(Excerpts from an interface dataset)
▽

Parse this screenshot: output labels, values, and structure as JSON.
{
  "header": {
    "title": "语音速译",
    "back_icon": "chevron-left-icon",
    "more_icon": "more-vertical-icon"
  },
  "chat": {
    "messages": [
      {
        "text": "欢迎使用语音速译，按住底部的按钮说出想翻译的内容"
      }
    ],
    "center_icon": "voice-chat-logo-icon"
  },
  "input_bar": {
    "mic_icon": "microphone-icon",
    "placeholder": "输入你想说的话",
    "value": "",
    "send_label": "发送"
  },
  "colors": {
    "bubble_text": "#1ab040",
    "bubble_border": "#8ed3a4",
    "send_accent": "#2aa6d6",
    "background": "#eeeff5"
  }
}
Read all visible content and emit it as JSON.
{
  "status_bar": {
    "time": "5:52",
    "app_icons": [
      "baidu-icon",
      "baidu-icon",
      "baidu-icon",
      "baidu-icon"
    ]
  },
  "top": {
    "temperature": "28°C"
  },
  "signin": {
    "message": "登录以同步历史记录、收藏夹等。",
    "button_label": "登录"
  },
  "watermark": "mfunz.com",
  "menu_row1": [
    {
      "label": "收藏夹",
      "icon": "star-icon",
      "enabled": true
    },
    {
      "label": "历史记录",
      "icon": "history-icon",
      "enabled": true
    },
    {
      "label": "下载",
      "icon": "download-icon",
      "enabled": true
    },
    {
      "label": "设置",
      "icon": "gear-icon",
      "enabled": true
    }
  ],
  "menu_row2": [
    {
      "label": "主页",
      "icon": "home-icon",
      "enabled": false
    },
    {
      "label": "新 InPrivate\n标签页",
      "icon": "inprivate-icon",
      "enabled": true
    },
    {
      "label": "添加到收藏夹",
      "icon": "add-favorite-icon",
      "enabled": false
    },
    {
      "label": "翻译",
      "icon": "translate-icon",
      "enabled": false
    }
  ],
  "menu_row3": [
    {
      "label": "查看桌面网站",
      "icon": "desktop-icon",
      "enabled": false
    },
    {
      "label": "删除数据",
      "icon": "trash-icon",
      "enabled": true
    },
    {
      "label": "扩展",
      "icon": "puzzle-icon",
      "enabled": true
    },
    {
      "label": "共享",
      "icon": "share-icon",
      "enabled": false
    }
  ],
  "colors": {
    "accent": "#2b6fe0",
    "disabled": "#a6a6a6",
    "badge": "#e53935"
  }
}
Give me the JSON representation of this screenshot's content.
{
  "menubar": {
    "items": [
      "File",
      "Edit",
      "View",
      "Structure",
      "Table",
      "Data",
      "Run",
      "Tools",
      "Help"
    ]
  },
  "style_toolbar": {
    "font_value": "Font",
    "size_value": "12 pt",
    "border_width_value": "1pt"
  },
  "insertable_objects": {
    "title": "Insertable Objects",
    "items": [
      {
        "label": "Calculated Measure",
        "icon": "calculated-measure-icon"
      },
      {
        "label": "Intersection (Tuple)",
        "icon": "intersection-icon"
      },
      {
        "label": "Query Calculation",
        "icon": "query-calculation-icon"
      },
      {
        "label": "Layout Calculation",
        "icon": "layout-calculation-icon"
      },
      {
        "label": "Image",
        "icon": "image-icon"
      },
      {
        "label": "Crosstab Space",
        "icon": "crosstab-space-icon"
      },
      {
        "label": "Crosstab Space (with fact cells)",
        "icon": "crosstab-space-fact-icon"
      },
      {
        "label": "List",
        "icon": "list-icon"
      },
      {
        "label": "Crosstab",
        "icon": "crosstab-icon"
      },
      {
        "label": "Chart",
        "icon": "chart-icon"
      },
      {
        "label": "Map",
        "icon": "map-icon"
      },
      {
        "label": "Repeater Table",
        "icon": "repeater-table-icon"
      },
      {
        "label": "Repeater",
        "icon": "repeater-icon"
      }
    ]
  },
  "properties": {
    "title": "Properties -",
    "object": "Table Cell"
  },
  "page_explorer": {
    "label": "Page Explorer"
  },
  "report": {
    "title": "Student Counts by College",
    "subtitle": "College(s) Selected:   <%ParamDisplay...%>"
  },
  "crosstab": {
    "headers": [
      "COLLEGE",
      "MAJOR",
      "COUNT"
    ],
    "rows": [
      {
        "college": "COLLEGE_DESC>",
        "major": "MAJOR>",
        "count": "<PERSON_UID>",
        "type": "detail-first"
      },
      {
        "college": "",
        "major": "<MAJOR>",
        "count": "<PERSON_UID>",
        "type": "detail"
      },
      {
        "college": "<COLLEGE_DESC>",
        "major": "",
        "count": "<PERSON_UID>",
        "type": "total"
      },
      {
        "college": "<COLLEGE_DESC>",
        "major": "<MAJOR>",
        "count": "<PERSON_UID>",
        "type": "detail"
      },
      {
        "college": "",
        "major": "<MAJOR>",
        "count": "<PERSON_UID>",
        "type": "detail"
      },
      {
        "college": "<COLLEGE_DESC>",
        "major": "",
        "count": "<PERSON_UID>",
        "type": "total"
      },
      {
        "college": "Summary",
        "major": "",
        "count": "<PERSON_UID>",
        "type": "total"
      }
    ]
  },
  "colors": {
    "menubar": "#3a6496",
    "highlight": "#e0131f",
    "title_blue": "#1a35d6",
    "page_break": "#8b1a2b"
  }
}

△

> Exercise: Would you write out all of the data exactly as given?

> Output of the exercise:
Parse this screenshot: output labels, values, and structure as JSON.
{
  "header": {
    "title": "语音速译",
    "back_icon": "chevron-left-icon",
    "more_icon": "more-vertical-icon"
  },
  "chat": {
    "messages": [
      {
        "text": "欢迎使用语音速译，按住底部的按钮说出想翻译的内容"
      }
    ],
    "center_icon": "voice-chat-logo-icon"
  },
  "input_bar": {
    "mic_icon": "microphone-icon",
    "placeholder": "输入你想说的话",
    "value": "",
    "send_label": "发送"
  },
  "colors": {
    "bubble_text": "#1ab040",
    "bubble_border": "#8ed3a4",
    "send_accent": "#2aa6d6",
    "background": "#eeeff5"
  }
}
Read all visible content and emit it as JSON.
{
  "status_bar": {
    "time": "5:52",
    "app_icons": [
      "baidu-icon",
      "baidu-icon",
      "baidu-icon",
      "baidu-icon"
    ]
  },
  "top": {
    "temperature": "28°C"
  },
  "signin": {
    "message": "登录以同步历史记录、收藏夹等。",
    "button_label": "登录"
  },
  "watermark": "mfunz.com",
  "menu_row1": [
    {
      "label": "收藏夹",
      "icon": "star-icon",
      "enabled": true
    },
    {
      "label": "历史记录",
      "icon": "history-icon",
      "enabled": true
    },
    {
      "label": "下载",
      "icon": "download-icon",
      "enabled": true
    },
    {
      "label": "设置",
      "icon": "gear-icon",
      "enabled": true
    }
  ],
  "menu_row2": [
    {
      "label": "主页",
      "icon": "home-icon",
      "enabled": false
    },
    {
      "label": "新 InPrivate\n标签页",
      "icon": "inprivate-icon",
      "enabled": true
    },
    {
      "label": "添加到收藏夹",
      "icon": "add-favorite-icon",
      "enabled": false
    },
    {
      "label": "翻译",
      "icon": "translate-icon",
      "enabled": false
    }
  ],
  "menu_row3": [
    {
      "label": "查看桌面网站",
      "icon": "desktop-icon",
      "enabled": false
    },
    {
      "label": "删除数据",
      "icon": "trash-icon",
      "enabled": true
    },
    {
      "label": "扩展",
      "icon": "puzzle-icon",
      "enabled": true
    },
    {
      "label": "共享",
      "icon": "share-icon",
      "enabled": false
    }
  ],
  "colors": {
    "accent": "#2b6fe0",
    "disabled": "#a6a6a6",
    "badge": "#e53935"
  }
}
Give me the JSON representation of this screenshot's content.
{
  "menubar": {
    "items": [
      "File",
      "Edit",
      "View",
      "Structure",
      "Table",
      "Data",
      "Run",
      "Tools",
      "Help"
    ]
  },
  "style_toolbar": {
    "font_value": "Font",
    "size_value": "12 pt",
    "border_width_value": "1pt"
  },
  "insertable_objects": {
    "title": "Insertable Objects",
    "items": [
      {
        "label": "Calculated Measure",
        "icon": "calculated-measure-icon"
      },
      {
        "label": "Intersection (Tuple)",
        "icon": "intersection-icon"
      },
      {
        "label": "Query Calculation",
        "icon": "query-calculation-icon"
      },
      {
        "label": "Layout Calculation",
        "icon": "layout-calculation-icon"
      },
      {
        "label": "Image",
        "icon": "image-icon"
      },
      {
        "label": "Crosstab Space",
        "icon": "crosstab-space-icon"
      },
      {
        "label": "Crosstab Space (with fact cells)",
        "icon": "crosstab-space-fact-icon"
      },
      {
        "label": "List",
        "icon": "list-icon"
      },
      {
        "label": "Crosstab",
        "icon": "crosstab-icon"
      },
      {
        "label": "Chart",
        "icon": "chart-icon"
      },
      {
        "label": "Map",
        "icon": "map-icon"
      },
      {
        "label": "Repeater Table",
        "icon": "repeater-table-icon"
      },
      {
        "label": "Repeater",
        "icon": "repeater-icon"
      }
    ]
  },
  "properties": {
    "title": "Properties -",
    "object": "Table Cell"
  },
  "page_explorer": {
    "label": "Page Explorer"
  },
  "report": {
    "title": "Student Counts by College",
    "subtitle": "College(s) Selected:   <%ParamDisplay...%>"
  },
  "crosstab": {
    "headers": [
      "COLLEGE",
      "MAJOR",
      "COUNT"
    ],
    "rows": [
      {
        "college": "COLLEGE_DESC>",
        "major": "MAJOR>",
        "count": "<PERSON_UID>",
        "type": "detail-first"
      },
      {
        "college": "",
        "major": "<MAJOR>",
        "count": "<PERSON_UID>",
        "type": "detail"
      },
      {
        "college": "<COLLEGE_DESC>",
        "major": "",
        "count": "<PERSON_UID>",
        "type": "total"
      },
      {
        "college": "<COLLEGE_DESC>",
        "major": "<MAJOR>",
        "count": "<PERSON_UID>",
        "type": "detail"
      },
      {
        "college": "",
        "major": "<MAJOR>",
        "count": "<PERSON_UID>",
        "type": "detail"
      },
      {
        "college": "<COLLEGE_DESC>",
        "major": "",
        "count": "<PERSON_UID>",
        "type": "total"
      },
      {
        "college": "Summary",
        "major": "",
        "count": "<PERSON_UID>",
        "type": "total"
      }
    ]
  },
  "colors": {
    "menubar": "#3a6496",
    "highlight": "#e0131f",
    "title_blue": "#1a35d6",
    "page_break": "#8b1a2b"
  }
}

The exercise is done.